--- Your instructions ---
Leave out the pictures and set down the rest of the listing below word for word.

= Beginning of Section =

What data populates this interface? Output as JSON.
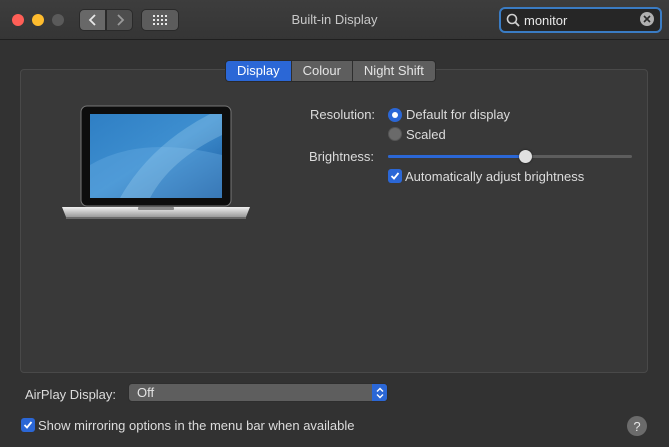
{
  "window": {
    "title": "Built-in Display"
  },
  "search": {
    "value": "monitor"
  },
  "tabs": [
    {
      "label": "Display",
      "active": true
    },
    {
      "label": "Colour",
      "active": false
    },
    {
      "label": "Night Shift",
      "active": false
    }
  ],
  "display": {
    "resolution_label": "Resolution:",
    "resolution_options": [
      {
        "label": "Default for display",
        "selected": true
      },
      {
        "label": "Scaled",
        "selected": false
      }
    ],
    "brightness_label": "Brightness:",
    "brightness_level": 0.56,
    "auto_brightness_label": "Automatically adjust brightness",
    "auto_brightness_checked": true
  },
  "airplay": {
    "label": "AirPlay Display:",
    "value": "Off"
  },
  "mirroring": {
    "label": "Show mirroring options in the menu bar when available",
    "checked": true
  },
  "help": {
    "label": "?"
  },
  "colors": {
    "accent": "#2b67d6",
    "search_focus": "#3a7cc4"
  }
}
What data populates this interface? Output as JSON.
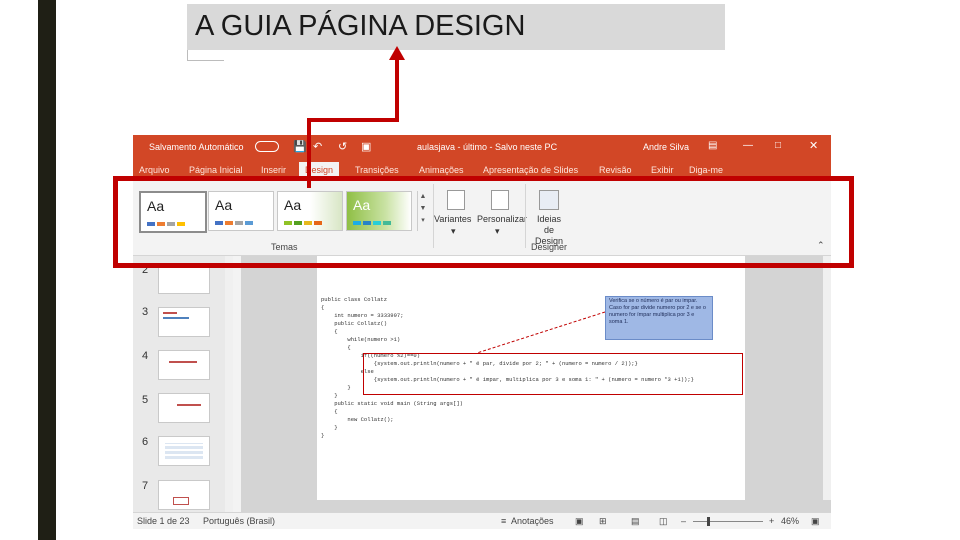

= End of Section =

--- Result of the task ---
What data populates this interface? Output as JSON.
{
  "window": {
    "title": "Built-in Display"
  },
  "search": {
    "value": "monitor"
  },
  "tabs": [
    {
      "label": "Display",
      "active": true
    },
    {
      "label": "Colour",
      "active": false
    },
    {
      "label": "Night Shift",
      "active": false
    }
  ],
  "display": {
    "resolution_label": "Resolution:",
    "resolution_options": [
      {
        "label": "Default for display",
        "selected": true
      },
      {
        "label": "Scaled",
        "selected": false
      }
    ],
    "brightness_label": "Brightness:",
    "brightness_level": 0.56,
    "auto_brightness_label": "Automatically adjust brightness",
    "auto_brightness_checked": true
  },
  "airplay": {
    "label": "AirPlay Display:",
    "value": "Off"
  },
  "mirroring": {
    "label": "Show mirroring options in the menu bar when available",
    "checked": true
  },
  "help": {
    "label": "?"
  },
  "colors": {
    "accent": "#2b67d6",
    "search_focus": "#3a7cc4"
  }
}
What data populates this interface? Output as JSON.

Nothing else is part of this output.